A special meeting of Diplomat National Bank stockholders scheduled for today has been postponed amid a deepening rift within the bank's board of directors over the role of the bank's former chairman, Charles C. Kim.

Kim has been charged by the Securities and Exchange Commission with aiding a secret takeover of the bank by South Korean agent Tongsun Park and an aide to Korean evangelist Sun Myung Moon. A court order prevents the bank from allowing Kim to participate in managing the bank or from continuing his consulting role beyond April.

Recently the current chairman of the bank, William Chin-Lee, ordered Kim to move his offices out of the bank, which was organized in 1975 to cater in particular to Asians in the Washington area.

However, three of the bank's six directors had called the stockholders' meeting to elect two additional directors described as being favorable to a continued role for Kim.

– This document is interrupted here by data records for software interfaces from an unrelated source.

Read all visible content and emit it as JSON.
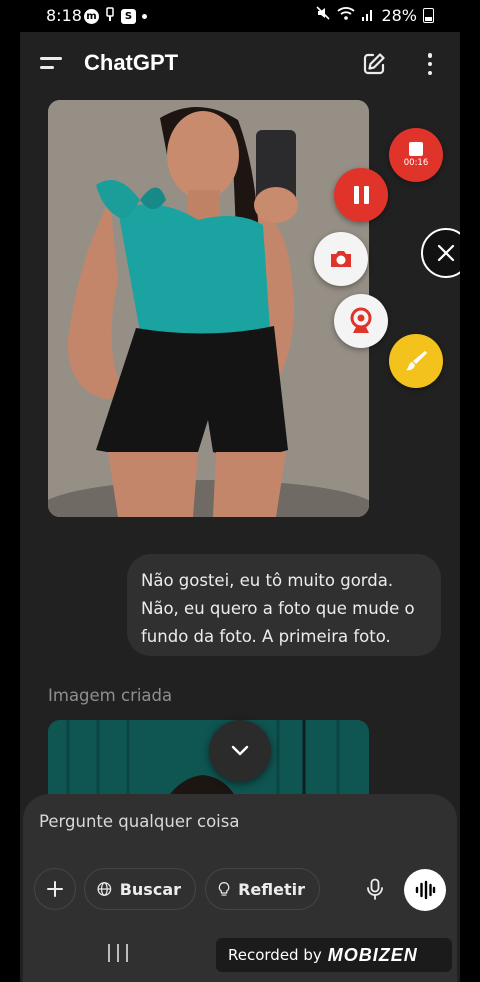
{
  "status_bar": {
    "time": "8:18",
    "battery": "28%",
    "left_icons": [
      "mobizen-icon",
      "usb-icon",
      "s-app-icon",
      "dot-icon"
    ],
    "right_icons": [
      "mute-icon",
      "wifi-icon",
      "signal-icon",
      "battery-icon"
    ]
  },
  "header": {
    "title": "ChatGPT",
    "icons": {
      "menu": "menu-icon",
      "new_chat": "edit-icon",
      "more": "more-vertical-icon"
    }
  },
  "conversation": {
    "first_image": {
      "kind": "generated-photo",
      "subject": "woman in teal one-shoulder top and black shorts taking a mirror selfie"
    },
    "user_message": {
      "line1": "Não gostei, eu tô muito gorda.",
      "line2": "Não, eu quero a foto que mude o",
      "line3": "fundo da foto. A primeira foto."
    },
    "image_caption": "Imagem criada",
    "second_image": {
      "kind": "generated-photo",
      "subject": "woman against teal curtain background (partially visible)"
    }
  },
  "scroll_button": {
    "icon": "chevron-down-icon"
  },
  "composer": {
    "placeholder": "Pergunte qualquer coisa",
    "add_icon": "plus-icon",
    "search_label": "Buscar",
    "think_label": "Refletir",
    "mic_icon": "microphone-icon",
    "voice_icon": "voice-waveform-icon"
  },
  "recorder_overlay": {
    "elapsed": "00:16",
    "buttons": [
      "stop-icon",
      "pause-icon",
      "camera-icon",
      "webcam-icon",
      "close-icon",
      "brush-icon"
    ],
    "stop_color": "#e0342b",
    "brush_color": "#f3c21c"
  },
  "watermark": {
    "prefix": "Recorded by",
    "brand": "MOBIZEN"
  },
  "colors": {
    "app_bg": "#212121",
    "bubble_bg": "#303030",
    "caption": "#8e8e8e"
  }
}
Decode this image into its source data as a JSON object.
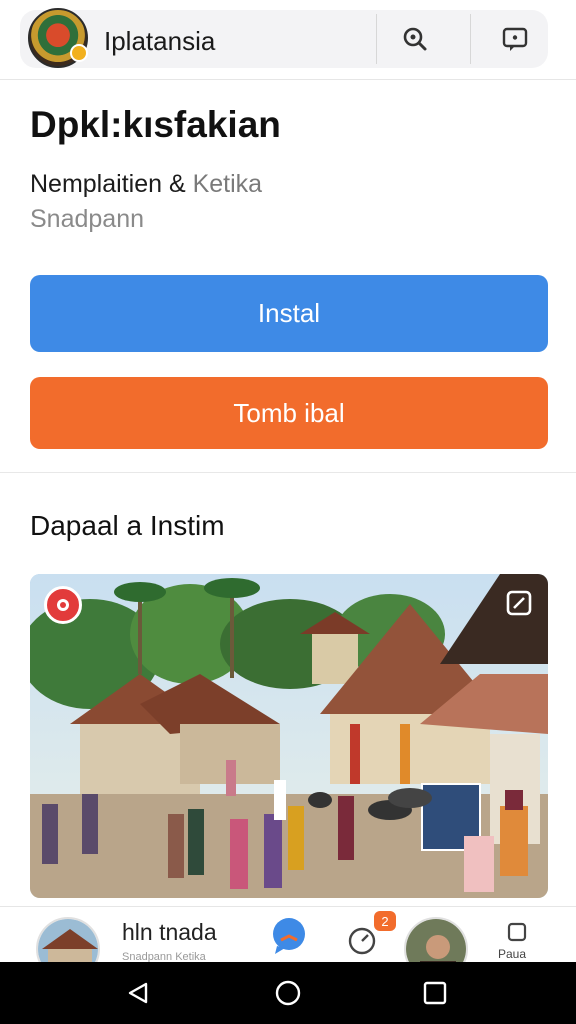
{
  "appbar": {
    "title": "Iplatansia",
    "logo_icon": "app-logo",
    "search_icon": "search-icon",
    "message_icon": "message-icon"
  },
  "header": {
    "title": "Dpkl:kısfakian",
    "subtitle_main": "Nemplaitien & ",
    "subtitle_muted": "Ketika",
    "subtitle_line2": "Snadpann"
  },
  "buttons": {
    "install_label": "Instal",
    "secondary_label": "Tomb ibal"
  },
  "section": {
    "title": "Dapaal a Instim"
  },
  "photo": {
    "badge_icon": "record-icon",
    "expand_icon": "expand-icon"
  },
  "bottom_nav": {
    "label": "hln tnada",
    "sublabel": "Snadpann Ketika",
    "badge_count": "2",
    "end_label": "Paua"
  },
  "system_nav": {
    "back_icon": "back-triangle-icon",
    "home_icon": "home-circle-icon",
    "recents_icon": "recents-square-icon"
  },
  "colors": {
    "install_blue": "#3e8ae6",
    "secondary_orange": "#f26c2c"
  }
}
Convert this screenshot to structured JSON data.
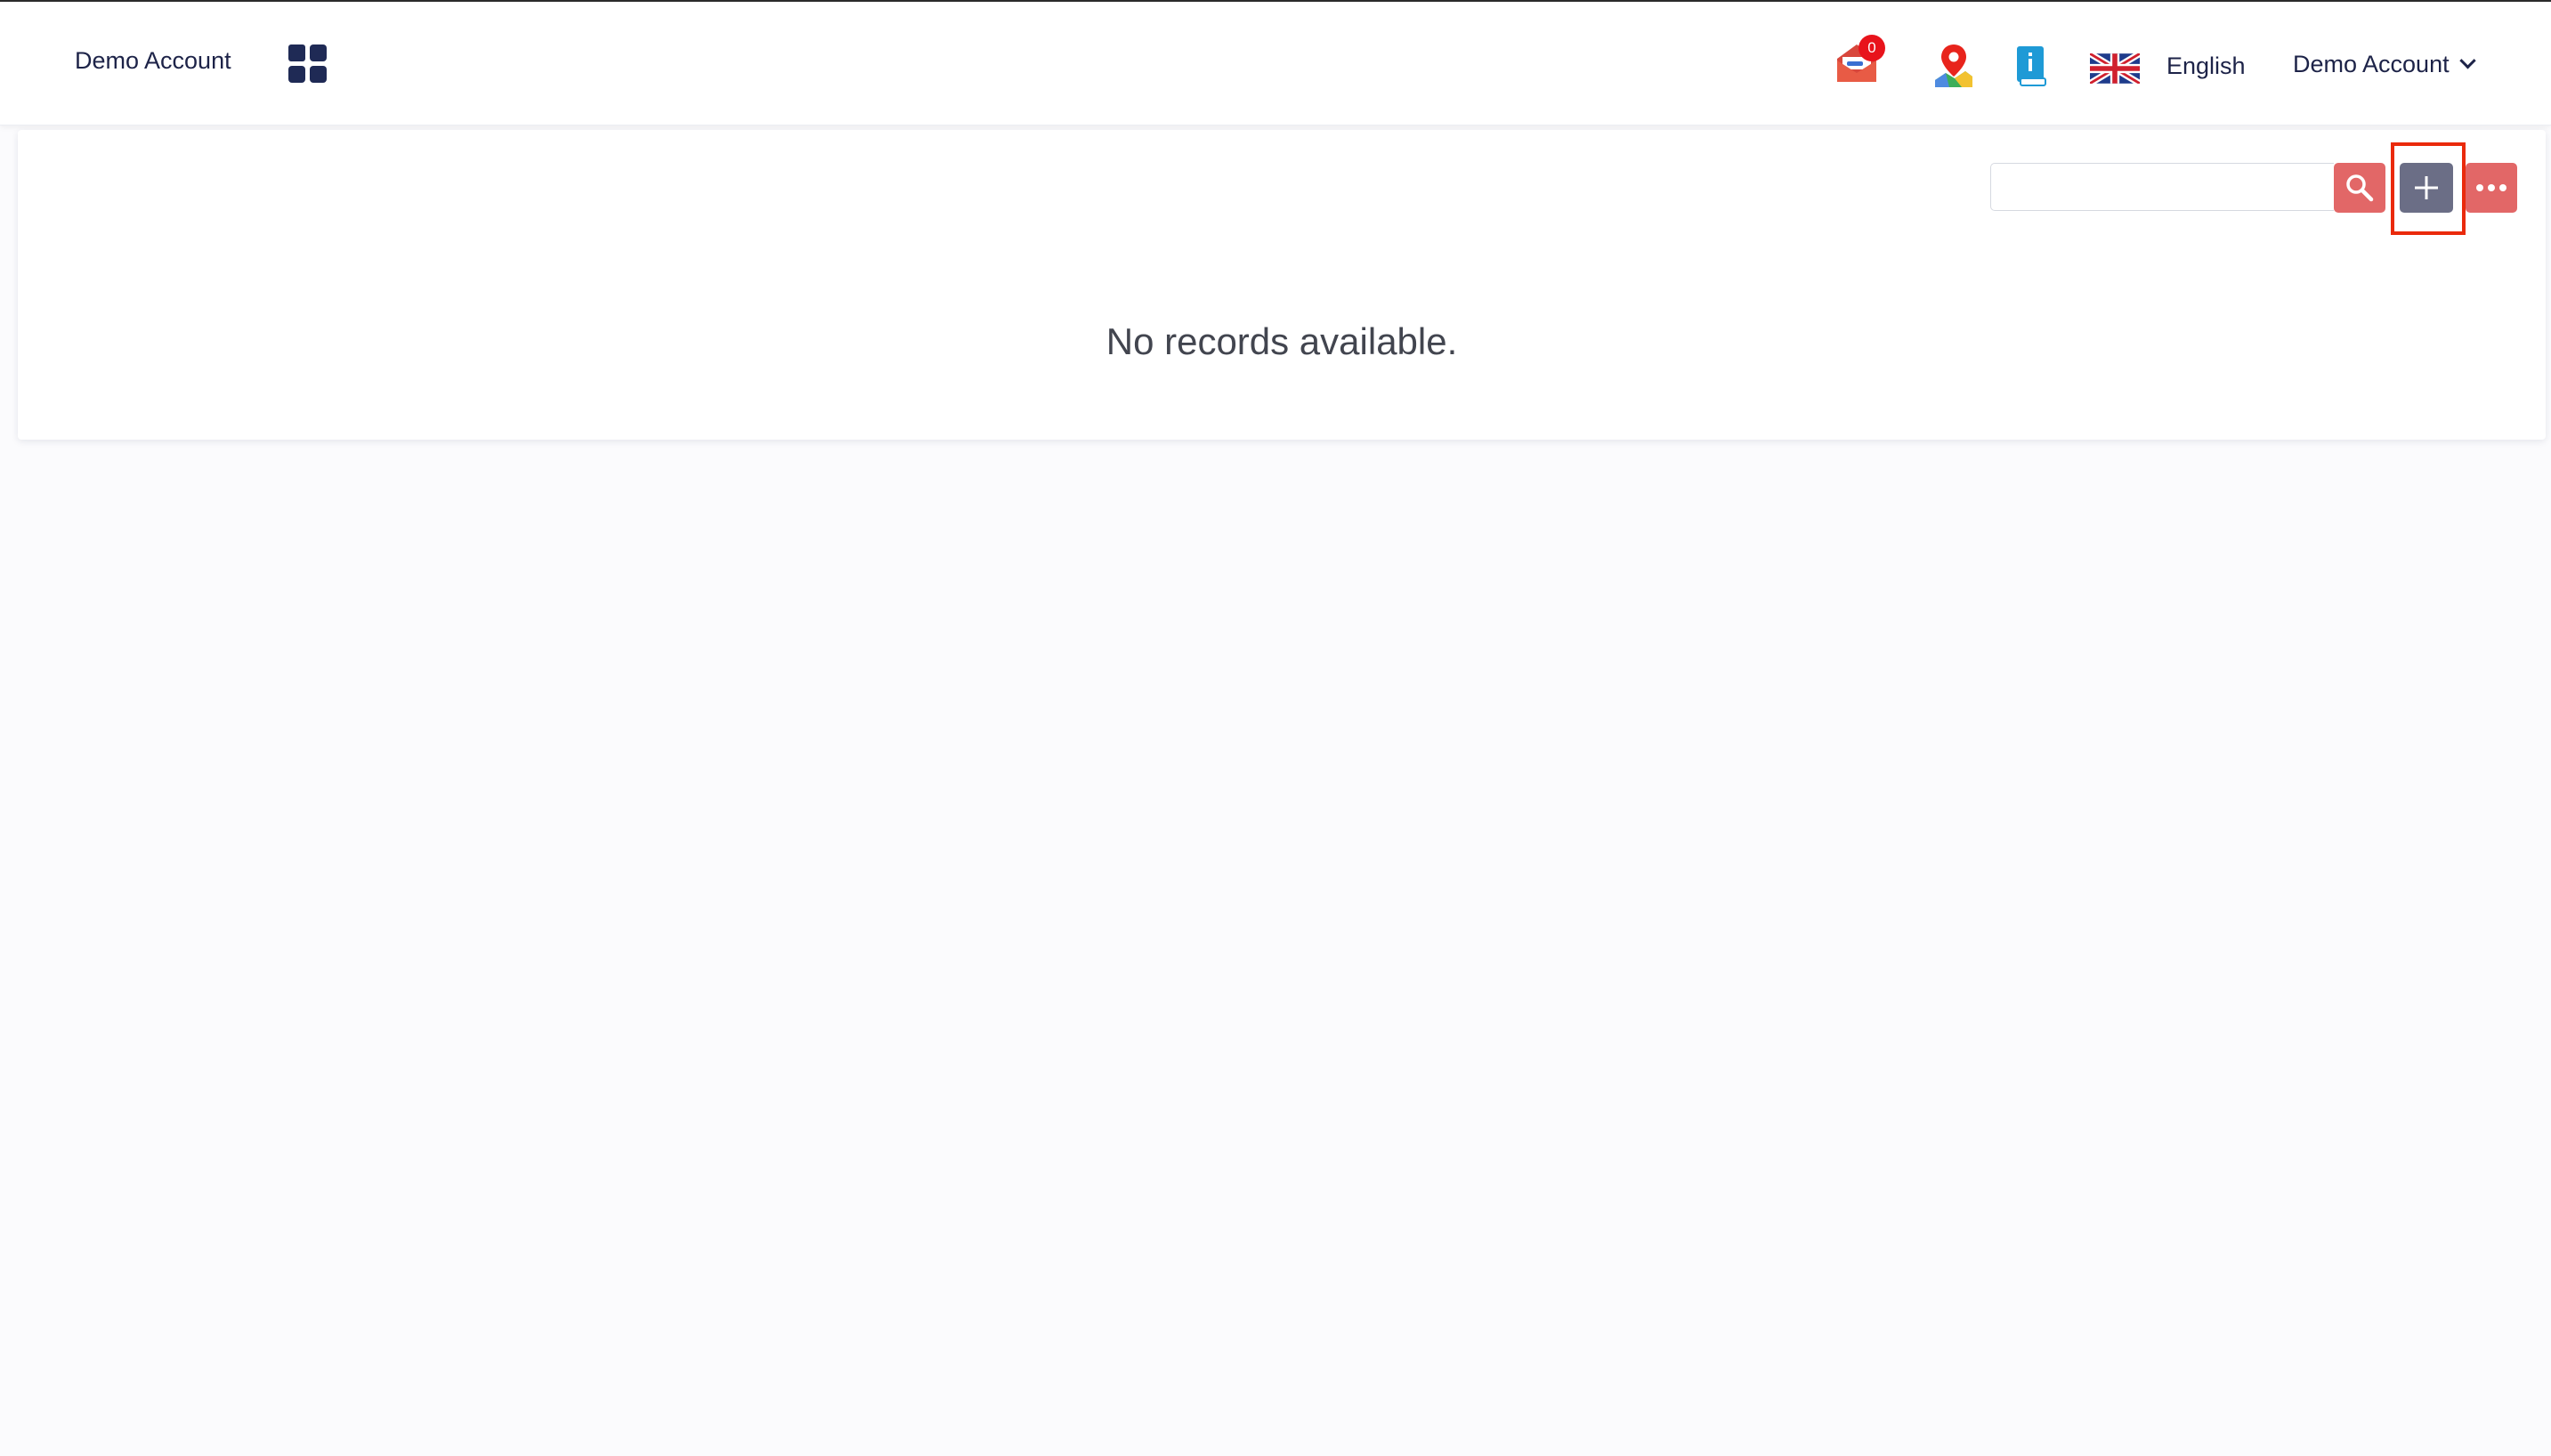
{
  "header": {
    "brand": "Demo Account",
    "apps_icon": "apps-grid-icon",
    "notifications": {
      "icon": "mail-icon",
      "count": "0",
      "badge_color": "#e8131b"
    },
    "map_icon": "map-pin-icon",
    "help_icon": "info-book-icon",
    "language": {
      "flag": "uk-flag-icon",
      "label": "English"
    },
    "user_menu": {
      "label": "Demo Account",
      "icon": "chevron-down-icon"
    }
  },
  "toolbar": {
    "search": {
      "value": "",
      "placeholder": ""
    },
    "search_icon": "search-icon",
    "add_icon": "plus-icon",
    "more_icon": "more-dots-icon",
    "colors": {
      "search": "#e26767",
      "add": "#6b6e86",
      "more": "#e26767",
      "highlight": "#ea2a0c"
    }
  },
  "content": {
    "empty_message": "No records available."
  }
}
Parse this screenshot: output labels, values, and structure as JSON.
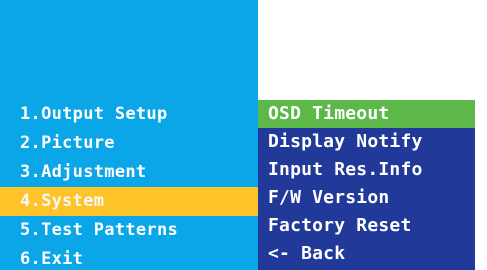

Dr. Mgin T. Quiambao, one of the three directors, said yesterday the meeting was postponed at the request of the comptroller of the currency. He said teh comptoller, whose office regulates national banks, said the papers calling for the meeting did not comply with security laws and that an investigation would have to be conducted into any ties that Kim might have with the two peoposed directors.

Quiambo said the meeting has not been rescheduled.

"I wish Kim could be reinstated as a director," Quiambao said. "But I don't think we can now."

He added, "Even if he's not in the bank, what is wrong if he continues to bring in deposits behind the scenes? He is a stockholder. How come (the other directors) are agaisnt it?

Harry J. Zink, another director responsible for calling the meeting, said, "My position is he (Kim) is a necessary part of this bank. He did some things wrong. I think he's suffered enough. I feel he ought to be chairman eventually, in another year or so." Zink later modified his statement to say that he thought Kim should assume "some position" in the bank, not that of chairman.

Under the terms of the court order, Kim may not be rehired as an officer of the bank without the approval of the comptorller. In addition, he is barred from engaging in fraud in connection with sales of securities.

Both Zink and Quiambao said their concern is less with Kim than with the bank's current management, which they criticized as being inadequate.

Minutes of a Dec. 8 meeting of the bank's directors, attended only by the pro-Kim board members, show that Zink chastised the president and chairman of the board for failing to set forth "a marketing policy and objectives - a very vital aspect for the survival of the bank."

Referring to deposits by Moon's Unification Church at the bank, Quiambao said, "Is someone going to say, 'You're a Moone, we don't want your money?"

Asked yesterday what role he might play at the bank after his consulting contract expires in April, Kim said, "There are many people who invested in the bank, and if I can help the bank, I'll do my best by referring customers (to the bank) after April."

Kim said he would perform this service without charge. Asked if he would influence the directors behind the scenes, Kim said, "After April, if the directors come to me, I'll give my experience and knowledge."

Kim declined to discuss what knowledge he might have had of the hidden ownership in the bank of Tongsun Park and aide to Moon. The SEC, in a complaint, said Kim and others sold stock to Tongsun Park and an aide to Moon through front men and lied about the bank's true ownerhip to the comptroller.

However, Kim said, "The bank has had nothing to do with Koreagate or the KCIA (Korean Central Intelligence Agency)."

A confidential report of a special examination of the bank comptroller completed in August shows relatively little criticism of the bank and its management.

The report, based on examination begun in June, classified only $16,314 in loans as losses and $12,066 in loans as being of doubtful collectability. Another $159,084 in loans was said to be of substandard quality, and $518,243 in loans was "especially mentioned." The latter category problems for the bank at present but might eventually become problems.

Beyond the bank's failure to keep a record of its directors' business connections on file, the report said no violation of laws or regulations were found.

The examination, by Nancy C. Cody, examiner-in-charge, rated the bank's liquidity as "adequate" although it said the bank's ability to pay off depositors quickly had been a problem in the past.

"An area of some concern is your bank's lack of significant growth in stable deposits," the examiners said in a letter to the directors. "This lack of growth has prevented Diplomat National Bank from reaching a break-even point as far as earnings. It is recognized that unfavorable publicity has somewhat hindered efforts to attract deposits, and that management is actively seeking new deposit relationships."

Philip N. Smith, a lawyer for the bank, said most banks show losses in their first several years of operation. He said the bank's loss for the first half of this year was $41,000, almost all attribute to legal fees caused by government investigations of possilble Korean influence at the bank.